Requirement
Using the listing below, keep only the lines with the word "name" and copy them.

Records supplied
<<<<
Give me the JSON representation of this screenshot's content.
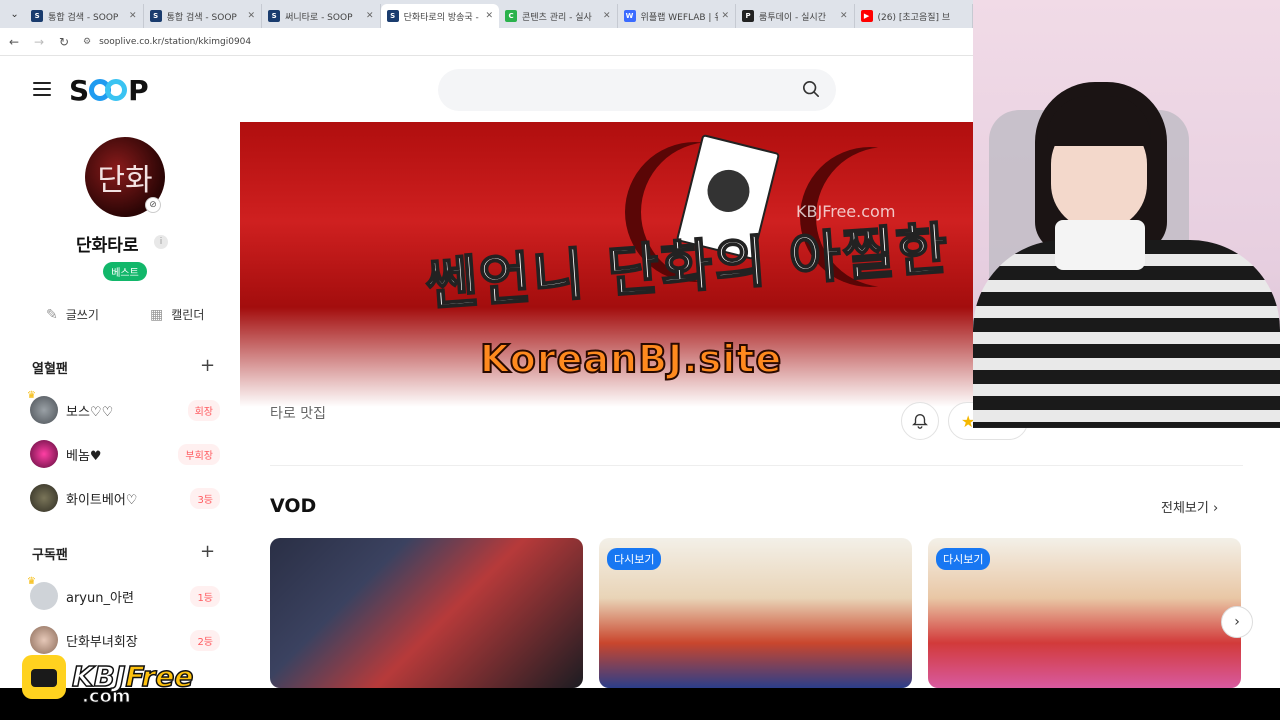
{
  "browser": {
    "tabs": [
      {
        "title": "통합 검색 - SOOP",
        "fav_color": "#1a3c6e",
        "fav_text": "S"
      },
      {
        "title": "통합 검색 - SOOP",
        "fav_color": "#1a3c6e",
        "fav_text": "S"
      },
      {
        "title": "써니타로 - SOOP",
        "fav_color": "#1a3c6e",
        "fav_text": "S"
      },
      {
        "title": "단화타로의 방송국 -",
        "fav_color": "#1a3c6e",
        "fav_text": "S"
      },
      {
        "title": "콘텐츠 관리 - 실사",
        "fav_color": "#2bb24c",
        "fav_text": "C"
      },
      {
        "title": "위플랩 WEFLAB | 유",
        "fav_color": "#3b6bff",
        "fav_text": "W"
      },
      {
        "title": "룸투데이 - 실시간",
        "fav_color": "#222222",
        "fav_text": "P"
      },
      {
        "title": "(26) [초고음질] 브",
        "fav_color": "#ff0000",
        "fav_text": "▶"
      }
    ],
    "url": "sooplive.co.kr/station/kkimgi0904"
  },
  "header": {
    "logo_text_s": "S",
    "logo_text_p": "P"
  },
  "profile": {
    "avatar_text": "단화",
    "name": "단화타로",
    "badge": "베스트",
    "write_label": "글쓰기",
    "calendar_label": "캘린더"
  },
  "fan_sections": {
    "hot_title": "열혈팬",
    "hot_members": [
      {
        "name": "보스♡♡",
        "rank": "회장"
      },
      {
        "name": "베놈♥",
        "rank": "부회장"
      },
      {
        "name": "화이트베어♡",
        "rank": "3등"
      }
    ],
    "sub_title": "구독팬",
    "sub_members": [
      {
        "name": "aryun_아련",
        "rank": "1등"
      },
      {
        "name": "단화부녀회장",
        "rank": "2등"
      }
    ]
  },
  "banner": {
    "title": "쎈언니 단화의 아찔한",
    "small_watermark": "KBJFree.com",
    "overlay_watermark": "KoreanBJ.site"
  },
  "station": {
    "tagline": "타로 맛집"
  },
  "vod": {
    "title": "VOD",
    "see_all": "전체보기",
    "replay_tag": "다시보기"
  },
  "bottom_logo": {
    "kbj": "KBJ",
    "free": "Free",
    "sub": ".com"
  },
  "colors": {
    "accent_blue": "#1f9bf0",
    "best_green": "#12b76a",
    "rank_red": "#ff5a5f",
    "banner_red": "#c81c1c"
  }
}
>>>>
Exercise answer
    "name": "단화타로",
        "name": "보스♡♡",
        "name": "베놈♥",
        "name": "화이트베어♡",
        "name": "aryun_아련",
        "name": "단화부녀회장",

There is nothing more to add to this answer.